Now, I am not saying do not take your dog to the vet if you are worried. I am saying, do not start with all of these more invasive/expensive tests unless you have ruled out the other stuff first. Again, there is no need to panic with the occasional soft or runny stool. There is also no need to panic about parasites. The time to panic and worry is when your dog has chronic diarrhea lasting for three weeks or more. That is very worrisome and we will also be worrying about your dog right along with you at this point. We want to know the cause and make sure that your dog is feeling better as soon as possible.

Lastly, please know that we breeders are behind you 100%. We have heard your concerns about soft stool in your dogs. We have already discussed your various concerns on our breeder's group and are working now to make sure our breeding dogs are not showing these same signs. None of our breeding dogs have chronic diarrhea, but we do see the occasional softer/runny stool. We will be going through the same process as I described for you here. First of all, we will make sure to have a consistent diet throughout the study period. Then, we will rule out parasite involvement. At that point, we will assess whether we continue to experience the occasional softer/runny stool. If so, we will note it and track how often it occurs and which dogs are affected. Our findings will be presented here at the culmination of the study.

Thank you all, again, so much for your dedication to the American Dirus strongbred dog breed and your willingness to be a loving and generous community.

Disclaimer: We are not veterinarians, and the information provided on this platform is not intended to be a substitute for professional veterinary advice, diagnosis, or treatment. The content shared is based solely on our own experiences and what has worked for us as pet owners. Each pet is unique, and their health needs may vary. We strongly recommend consulting a qualified veterinarian for personalized guidance and medical advice tailored to your pet's specific condition. Reliance on any information provided on this platform is solely at your own risk.

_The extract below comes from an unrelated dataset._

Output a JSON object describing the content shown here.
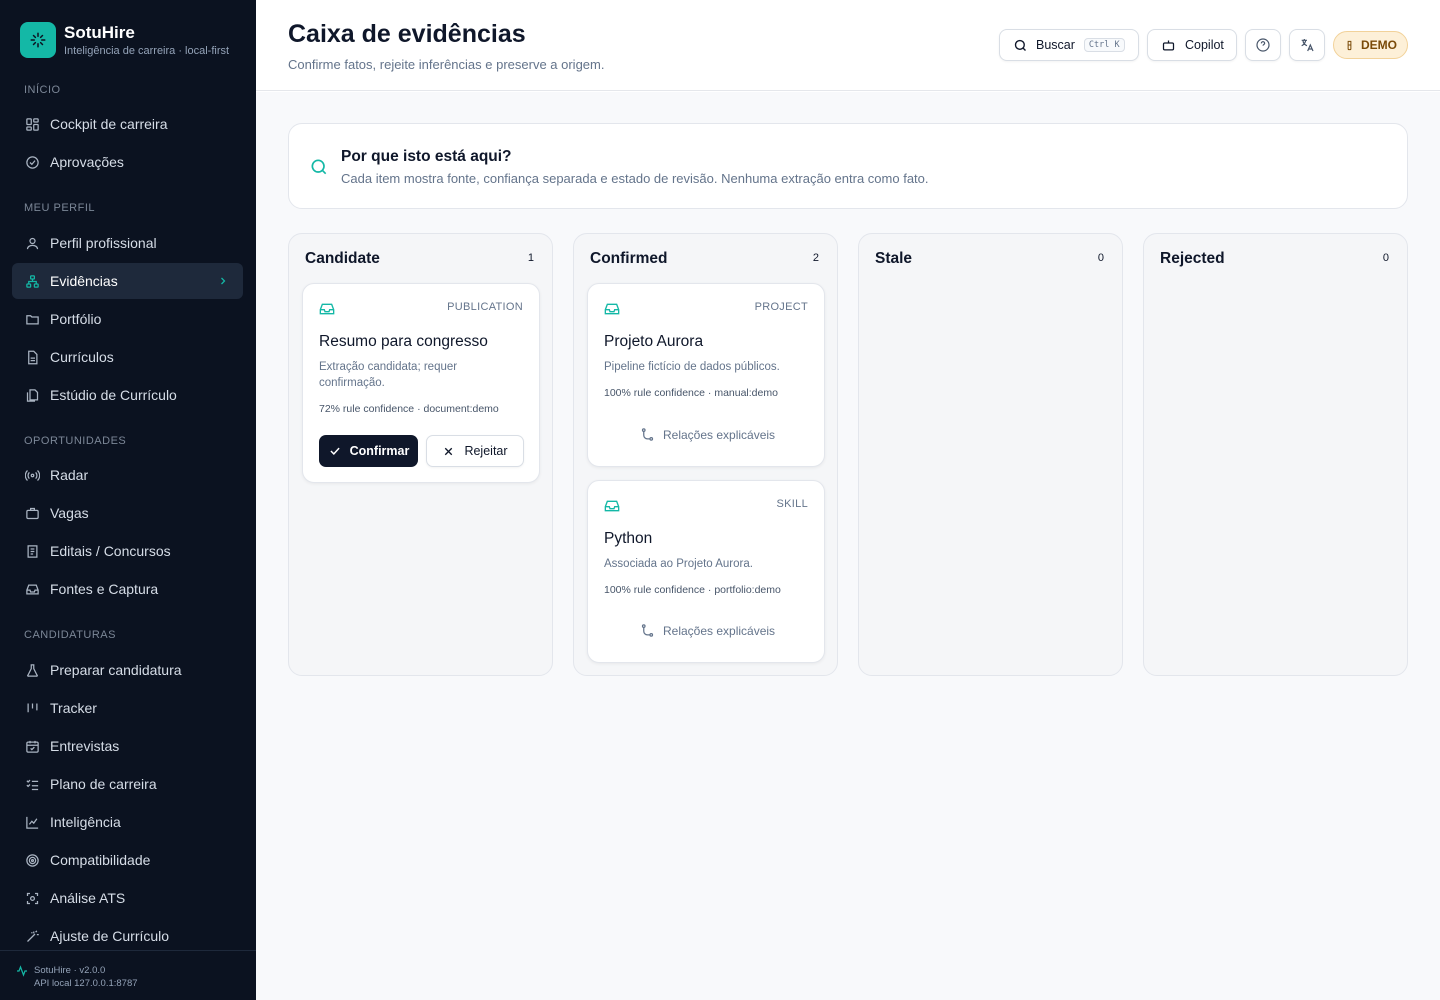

We disclaim any liability for actions taken based on the content presented here. Always prioritize your pet's well-being and consult a licensed veterinarian for any health-related concerns.